ACTIVITY: Whenever a line below holds the word "membershiptoolkit", copy that line.

[Opening DATASET EXTRACT section]

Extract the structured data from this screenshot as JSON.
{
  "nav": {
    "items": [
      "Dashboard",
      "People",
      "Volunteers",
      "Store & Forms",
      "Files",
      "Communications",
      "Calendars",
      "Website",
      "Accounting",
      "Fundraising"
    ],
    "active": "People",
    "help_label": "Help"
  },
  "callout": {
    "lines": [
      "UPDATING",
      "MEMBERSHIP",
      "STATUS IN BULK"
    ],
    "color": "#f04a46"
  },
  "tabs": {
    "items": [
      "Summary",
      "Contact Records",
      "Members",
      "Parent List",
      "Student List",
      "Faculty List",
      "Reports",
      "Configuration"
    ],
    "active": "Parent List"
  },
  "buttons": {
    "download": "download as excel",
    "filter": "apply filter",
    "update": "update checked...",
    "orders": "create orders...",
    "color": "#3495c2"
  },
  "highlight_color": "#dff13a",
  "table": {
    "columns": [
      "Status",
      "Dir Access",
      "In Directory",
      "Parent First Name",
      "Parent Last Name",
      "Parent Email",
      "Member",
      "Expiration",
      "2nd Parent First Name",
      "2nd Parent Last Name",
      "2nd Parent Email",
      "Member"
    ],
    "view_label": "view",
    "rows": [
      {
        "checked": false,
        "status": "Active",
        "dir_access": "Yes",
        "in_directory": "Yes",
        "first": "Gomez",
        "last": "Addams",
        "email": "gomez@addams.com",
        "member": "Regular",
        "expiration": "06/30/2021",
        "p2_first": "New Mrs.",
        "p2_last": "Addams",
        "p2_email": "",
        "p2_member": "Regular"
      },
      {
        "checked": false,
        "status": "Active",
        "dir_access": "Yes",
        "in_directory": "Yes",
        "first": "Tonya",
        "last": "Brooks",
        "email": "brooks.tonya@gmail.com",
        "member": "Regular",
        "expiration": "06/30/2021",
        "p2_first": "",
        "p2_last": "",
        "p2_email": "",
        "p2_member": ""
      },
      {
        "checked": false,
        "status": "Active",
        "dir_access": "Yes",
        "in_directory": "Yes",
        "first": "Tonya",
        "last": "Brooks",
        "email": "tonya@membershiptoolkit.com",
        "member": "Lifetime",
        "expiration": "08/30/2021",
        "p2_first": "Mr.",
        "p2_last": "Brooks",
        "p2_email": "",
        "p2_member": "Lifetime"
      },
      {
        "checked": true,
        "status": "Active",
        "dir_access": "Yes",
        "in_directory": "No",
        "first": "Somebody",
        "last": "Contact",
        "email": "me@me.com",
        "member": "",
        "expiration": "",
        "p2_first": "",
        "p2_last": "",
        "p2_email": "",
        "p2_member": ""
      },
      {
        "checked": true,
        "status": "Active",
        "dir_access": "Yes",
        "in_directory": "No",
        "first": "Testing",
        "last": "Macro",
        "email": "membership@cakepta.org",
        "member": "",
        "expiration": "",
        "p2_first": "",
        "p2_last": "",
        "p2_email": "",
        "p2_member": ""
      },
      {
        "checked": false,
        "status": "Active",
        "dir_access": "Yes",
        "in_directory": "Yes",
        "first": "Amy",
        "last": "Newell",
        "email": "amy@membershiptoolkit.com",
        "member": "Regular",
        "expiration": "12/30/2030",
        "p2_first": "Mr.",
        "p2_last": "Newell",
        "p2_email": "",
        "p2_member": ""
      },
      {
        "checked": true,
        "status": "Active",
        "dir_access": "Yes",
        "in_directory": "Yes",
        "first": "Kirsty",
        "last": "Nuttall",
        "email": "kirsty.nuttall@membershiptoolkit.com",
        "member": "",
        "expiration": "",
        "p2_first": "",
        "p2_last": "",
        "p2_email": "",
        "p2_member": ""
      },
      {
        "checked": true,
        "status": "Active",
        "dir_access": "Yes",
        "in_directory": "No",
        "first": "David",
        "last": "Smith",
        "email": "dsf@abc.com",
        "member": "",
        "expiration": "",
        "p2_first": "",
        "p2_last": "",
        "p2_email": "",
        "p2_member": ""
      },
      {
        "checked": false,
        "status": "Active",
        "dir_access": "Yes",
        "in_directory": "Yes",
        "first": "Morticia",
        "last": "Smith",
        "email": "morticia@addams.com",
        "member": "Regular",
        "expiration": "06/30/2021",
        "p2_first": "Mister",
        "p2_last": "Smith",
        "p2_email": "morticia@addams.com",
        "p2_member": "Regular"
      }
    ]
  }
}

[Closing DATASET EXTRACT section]

COMPLETED TASK:
        "email": "tonya@membershiptoolkit.com",
        "email": "amy@membershiptoolkit.com",
        "email": "kirsty.nuttall@membershiptoolkit.com",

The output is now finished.